**ACTIVITY:** Could you please find each line in the records that contains the word "BRANCH" and copy it?

___ RECORDS FOR PROCESSING

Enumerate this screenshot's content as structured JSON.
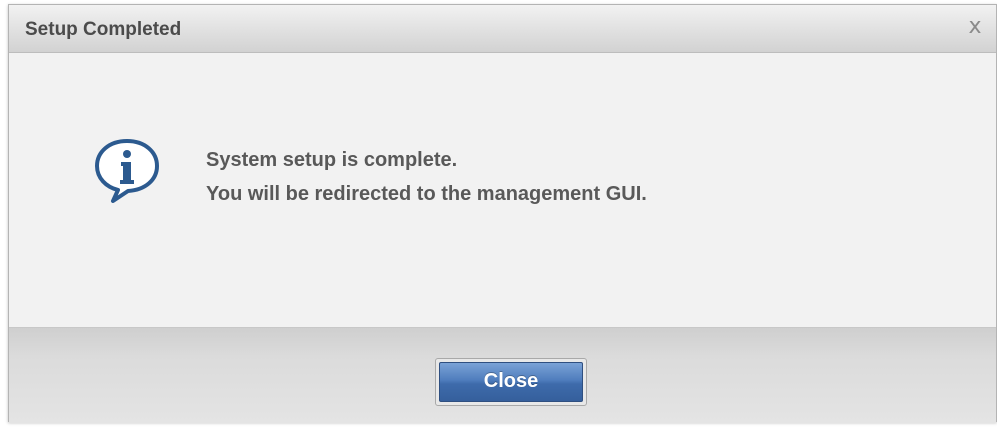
{
  "dialog": {
    "title": "Setup Completed",
    "close_glyph": "x",
    "icon": "info-speech-bubble-icon",
    "messages": [
      "System setup is complete.",
      "You will be redirected to the management GUI."
    ],
    "close_button_label": "Close"
  },
  "colors": {
    "title_text": "#4b4b4b",
    "message_text": "#595959",
    "button_blue": "#4f7dbd",
    "icon_blue": "#2c5a8f"
  }
}
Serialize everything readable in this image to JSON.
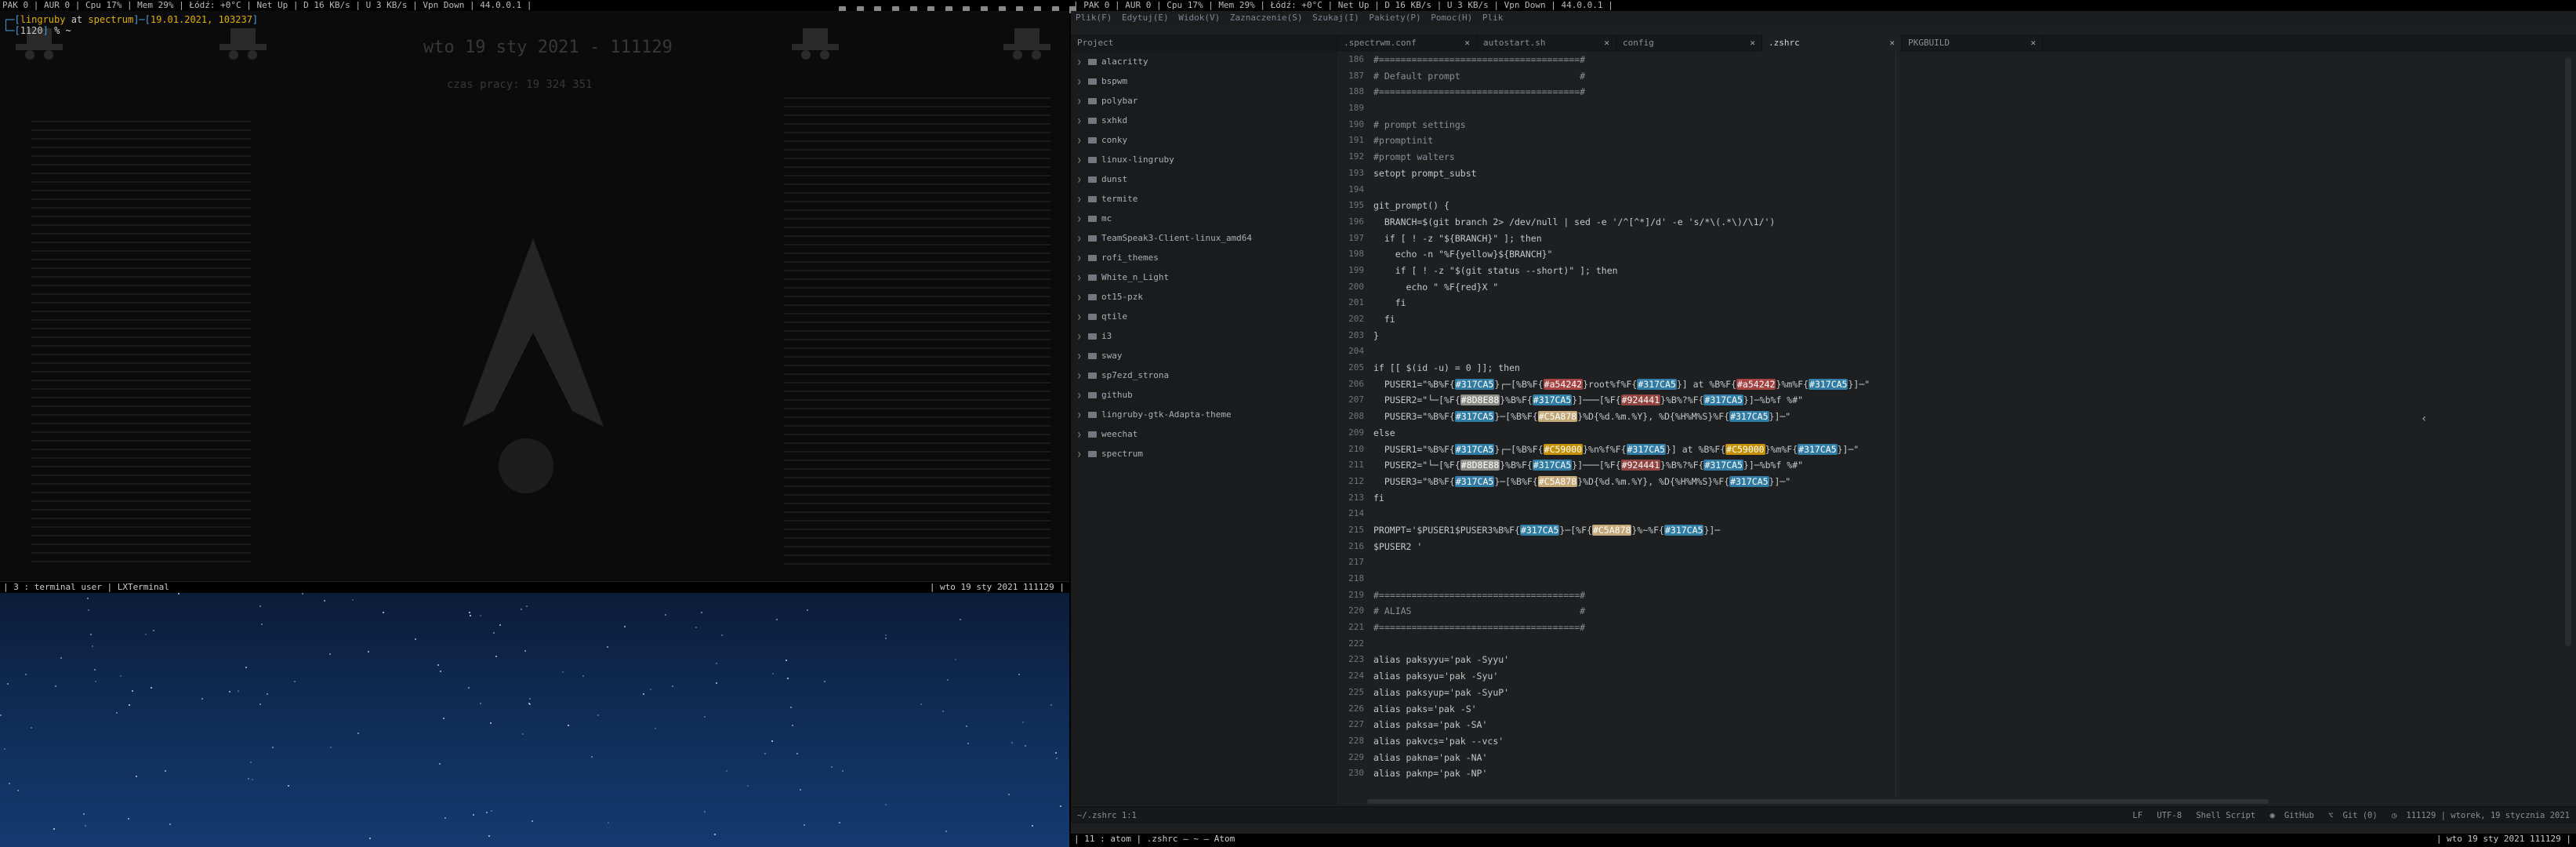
{
  "left_bar": {
    "text": "PAK  0 | AUR  0 | Cpu  17% | Mem  29% | Łódź:  +0°C | Net  Up | D  16 KB/s | U  3 KB/s | Vpn  Down | 44.0.0.1 |"
  },
  "right_bar": {
    "text": "| PAK  0 | AUR  0 | Cpu  17% | Mem  29% | Łódź:  +0°C | Net  Up | D  16 KB/s | U  3 KB/s | Vpn  Down | 44.0.0.1 |"
  },
  "terminal": {
    "user": "lingruby",
    "at": " at ",
    "host": "spectrum",
    "date": "19.01.2021, 103237",
    "line2": "1120",
    "cwd": "% ~",
    "ghost_title": "wto 19 sty 2021 - 111129",
    "ghost_subtitle": "czas pracy: 19 324 351"
  },
  "left_status": {
    "left": "| 3 : terminal user | LXTerminal",
    "right": "| wto 19 sty 2021  111129 |"
  },
  "atom": {
    "menu": [
      "Plik(F)",
      "Edytuj(E)",
      "Widok(V)",
      "Zaznaczenie(S)",
      "Szukaj(I)",
      "Pakiety(P)",
      "Pomoc(H)",
      "Plik"
    ],
    "tabs": [
      {
        "label": "Project",
        "active": false
      },
      {
        "label": ".spectrwm.conf",
        "active": false
      },
      {
        "label": "autostart.sh",
        "active": false
      },
      {
        "label": "config",
        "active": false
      },
      {
        "label": ".zshrc",
        "active": true
      },
      {
        "label": "PKGBUILD",
        "active": false
      }
    ],
    "tree": [
      "alacritty",
      "bspwm",
      "polybar",
      "sxhkd",
      "conky",
      "linux-lingruby",
      "dunst",
      "termite",
      "mc",
      "TeamSpeak3-Client-linux_amd64",
      "rofi_themes",
      "White_n_Light",
      "ot15-pzk",
      "qtile",
      "i3",
      "sway",
      "sp7ezd_strona",
      "github",
      "lingruby-gtk-Adapta-theme",
      "weechat",
      "spectrum"
    ],
    "line_numbers": [
      "186",
      "187",
      "188",
      "189",
      "190",
      "191",
      "192",
      "193",
      "194",
      "195",
      "196",
      "197",
      "198",
      "199",
      "200",
      "201",
      "202",
      "203",
      "204",
      "205",
      "206",
      "207",
      "208",
      "209",
      "210",
      "211",
      "212",
      "213",
      "214",
      "215",
      "216",
      "217",
      "218",
      "219",
      "220",
      "221",
      "222",
      "223",
      "224",
      "225",
      "226",
      "227",
      "228",
      "229",
      "230"
    ],
    "code": [
      "#=====================================#",
      "# Default prompt                      #",
      "#=====================================#",
      "",
      "# prompt settings",
      "#promptinit",
      "#prompt walters",
      "setopt prompt_subst",
      "",
      "git_prompt() {",
      "  BRANCH=$(git branch 2> /dev/null | sed -e '/^[^*]/d' -e 's/*\\(.*\\)/\\1/')",
      "  if [ ! -z \"${BRANCH}\" ]; then",
      "    echo -n \"%F{yellow}${BRANCH}\"",
      "    if [ ! -z \"$(git status --short)\" ]; then",
      "      echo \" %F{red}X \"",
      "    fi",
      "  fi",
      "}",
      "",
      "if [[ $(id -u) = 0 ]]; then",
      "  PUSER1=\"%B%F{#317CA5}┌─[%B%F{#a54242}root%f%F{#317CA5}] at %B%F{#a54242}%m%F{#317CA5}]─\"",
      "  PUSER2=\"└─[%F{#8D8E88}%B%F{#317CA5}]───[%F{#924441}%B%?%F{#317CA5}]─%b%f %#\"",
      "  PUSER3=\"%B%F{#317CA5}─[%B%F{#C5A878}%D{%d.%m.%Y}, %D{%H%M%S}%F{#317CA5}]─\"",
      "else",
      "  PUSER1=\"%B%F{#317CA5}┌─[%B%F{#C59000}%n%f%F{#317CA5}] at %B%F{#C59000}%m%F{#317CA5}]─\"",
      "  PUSER2=\"└─[%F{#8D8E88}%B%F{#317CA5}]───[%F{#924441}%B%?%F{#317CA5}]─%b%f %#\"",
      "  PUSER3=\"%B%F{#317CA5}─[%B%F{#C5A878}%D{%d.%m.%Y}, %D{%H%M%S}%F{#317CA5}]─\"",
      "fi",
      "",
      "PROMPT='$PUSER1$PUSER3%B%F{#317CA5}─[%F{#C5A878}%~%F{#317CA5}]─",
      "$PUSER2 '",
      "",
      "",
      "#=====================================#",
      "# ALIAS                               #",
      "#=====================================#",
      "",
      "alias paksyyu='pak -Syyu'",
      "alias paksyu='pak -Syu'",
      "alias paksyup='pak -SyuP'",
      "alias paks='pak -S'",
      "alias paksa='pak -SA'",
      "alias pakvcs='pak --vcs'",
      "alias pakna='pak -NA'",
      "alias paknp='pak -NP'"
    ],
    "status": {
      "file": "~/.zshrc  1:1",
      "items": [
        "LF",
        "UTF-8",
        "Shell Script",
        "GitHub",
        "Git (0)",
        "111129 | wtorek, 19 stycznia 2021"
      ]
    }
  },
  "right_status": {
    "left": "| 11 : atom | .zshrc — ~ — Atom",
    "right": "| wto 19 sty 2021  111129 |"
  },
  "colors": {
    "blue": "#317CA5",
    "red": "#a54242",
    "gold": "#C59000",
    "tan": "#C5A878",
    "grey": "#8D8E88",
    "darkred": "#924441"
  }
}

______

**SOLUTION TO THIS PROBLEM:**
      "  BRANCH=$(git branch 2> /dev/null | sed -e '/^[^*]/d' -e 's/*\\(.*\\)/\\1/')",
      "  if [ ! -z \"${BRANCH}\" ]; then",
      "    echo -n \"%F{yellow}${BRANCH}\"",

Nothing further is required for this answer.